He moved back to the Chico area right away, and with his wife—whom he’d met in second grade—bought a house near Durham. He got a job working in Dr. Hank Evers’ vet clinic, where he treated mainly small animals. Evers, Edwards said, treated most of the large animals that came to the clinic and made a few house calls.
But by 1966 more and more people started buying “ranchettes,” and the hottest trend was to stock them with farm animals. Edwards had developed a keen interest in farm animals, especially horses, from a talented clinician at UC Davis, and he said he saw an opportunity in the new trend.
“Before, it was only the wealthy who had horses, but when all the ranches started coming up, and everyone wanted a horse,” Edwards says, “I figured I’d go treat the horses.”
Edwards started his own vet practice—Chico Equine—in 1966. He’s been at it ever since.
Although he treats some beef cattle, 98 percent of his practice is horses. He charges $30 for a home visit and barely keeps up with the demand for his services. Edwards makes an average of 10 calls a day and spends about an hour at each site, he said. He’s on call 24 hours a day, and especially during the spring—when foals are born—he’s on the road a lot.
“Usually, I just see how many more hours of daylight I have,” Edwards says. “I’m always going.”
Like today, for example. Edwards started work early this morning and has already been to visit a mare that retained some of her afterbirth when she gave birth yesterday, euthanized a horse that was sick, and administered vaccinations to a third horse—all before lunch. He’s in a talkative mood as we drive toward his next call, to where the nervous mare has just give birth at Schumacher Farms. As he passes the farms out in north Chico on the way there, he points out some of his clients’ homes.
“There’s the Livingstons', and there’s Del’s place, and old Merle,” he says, waving his arm out his window. “I know a lot of people out here.”
After examining the mare and her foal, he finds the afterbirth sitting in a metal pail outside her stall. It looks rubbery, bloody and a bit gross to me, but he doesn’t miss a beat as he swings it onto the barn floor to make sure it’s intact and that none of it remains inside the mare.
He kneels as he stretches it out, looking for the uterine horns that will tell him if everything came out OK. He roots around in the bloody mass of what looks like a beaten-up liver and finds what he’s looking for. Everything, he says, is fine.
His hands are bloody from the demonstration, so he strides over to his truck and washes them with a hose he’s got installed in the bed.
He chats a bit with the horse’s owner, then gets back into the truck and prepares for the next visit. Harry Belafonte sings from the radio as we drive away. It’s a routine call, he says, just an exam and some vaccinations, but he seems excited even by that. This is, without a doubt, Edwards exults, the best job there is.
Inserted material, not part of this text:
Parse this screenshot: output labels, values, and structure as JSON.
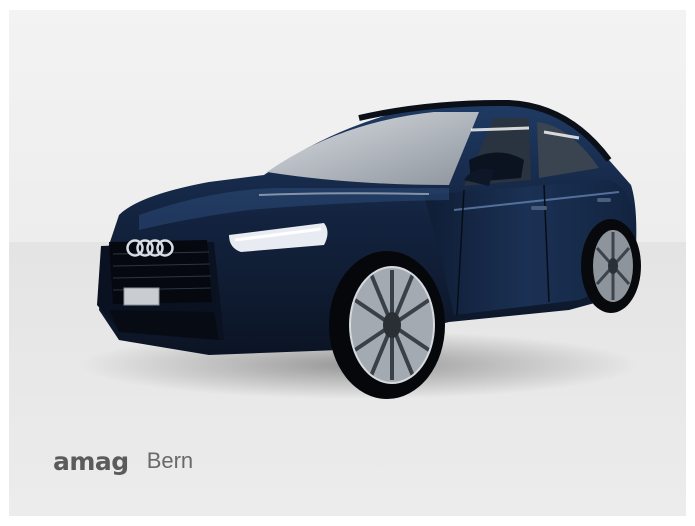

“Sometimes I even feel a little guilty calling this work," he says, smiling. "I mean, I get to go out and mess around with animals, take care of them, talk to their owners and be outside. What’s better than that?"